10 Million People Pre-Ordered Taiwan's Stimulus Vouchers

News Compiled and Reported by Taiwan Weekly


As the coronavirus (COVID-19) pandemic eases, the Executive Yuan launched the "Triple Stimulus Vouchers" to revitalize Taiwan’s economy. They will be available from July 15. Public pre-orders became available from July 1, and more than 10 million people submitted orders in just eight days. More than 80 percent of the people chose to collect physical vouchers. As predicted, from July 15, post offices and convenient stores across various regions saw long queues for the vouchers.
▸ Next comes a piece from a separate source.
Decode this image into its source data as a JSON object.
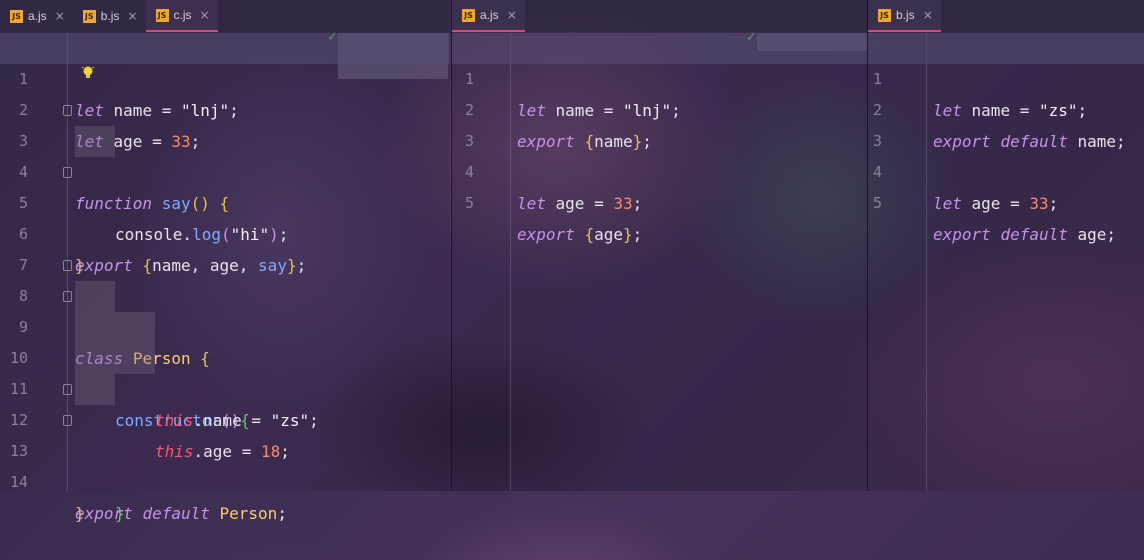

Each set of "Triple Stimulus Vouchers" include four NT$500 vouchers (about US$17) and five NT$200 vouchers (about US$6). From July 15 onwards, the public will pay NT$1,000 (about US$34) to receive paper vouchers worth NT$3,000 (about US$101). There are other methods such as tying the e-vouchers to credit cards, mobile payments, and e-payments. With NT$3,000 spending, one will be refunded NT$2,000 (about US$68). Vouchers will be valid until the end of the year.


The "Triple Stimulus Vouchers" triggered the upsurge in pre-orders. Executive Yuan Spokesperson Ding Yi-ming said that the goal of "easy to get and good stimulation" has been achieved but was "slapped in the face" by former President Chen Shui-bian.  Chen posted on the social medium "LINE" with the title of "Triple Apologies versus Triple Voucher" stating that instead of issuing "triple vouchers", the government should express "triple apologies" to people. The government should not make simple policy complicated to cause confusion, and not give so little so slow.


Taipei Mayor Ko Wen-je questioned the logic in issuing triple vouchers worth NT$3,000 and asking the public to pay NT$1,000. He bluntly stated, "this is taking off pants to fart." Why not distribute NT$2,000 to people in cash directly?


Originally, the government expected that people’s choice of digital and physical vouchers would be a 50-50 chance. However, more than 80 percent of the people chose to collect physical vouchers, the first batch of paper vouchers are not enough, hence more must be printed. Executive Yuan spokesman Ding Yi-ming said that it was estimated 17 million people would pre-order paper vouchers. The government has spent more than NT$900 million (about US$30.5 million) to print 12 million copies, and will spend another NT$400 million (about US$13.5 million) to NT$500 million (about US$17 million) on reprinting.


Kuomintang (KMT) Legislator Cheng Cheng-chien said that if the government had adopted the “cash distribution” model advocated by the KMT from the outset, it would have saved more than NT$1 billion (about US$34 million) in printing costs, which would be enough to fund a full year’s free school lunch for more than 400,000 disadvantaged children.


After the triple vouchers are launched on July 15, will the public help revitalize the economy with the vouchers as the government expects, or will the vouchers only be used as substitute for cash in daily consumption (or substitutive consumption)? CTI Television visited the streets on July 10 and found that nearly 70 percent of the people only wanted substitutive consumption.


China Times reported that according to an online opinion poll, household consumption accounted for 49 percent, transportation 11 percent, and eating, drinking and pleasure-seeking 19 percent. Three (3) percent want to buy lottery, and 4 percent want to use it on children. Overall, as high as 68 percent of triple vouchers will be used for substitutive consumption such as daily necessities, medical treatment, and transportation, while stimulating "revenge consumption" will be only 19 percent.


The spillover effect originally expected by the government may not be too obvious. Democratic Progressive Party (DPP) Taipei City Councilman Wang Shi-chien even scolded, "Triple vouchers are full of absurdities," so he will not use them.


〈Back to Taiwan Weekly Newsletter〉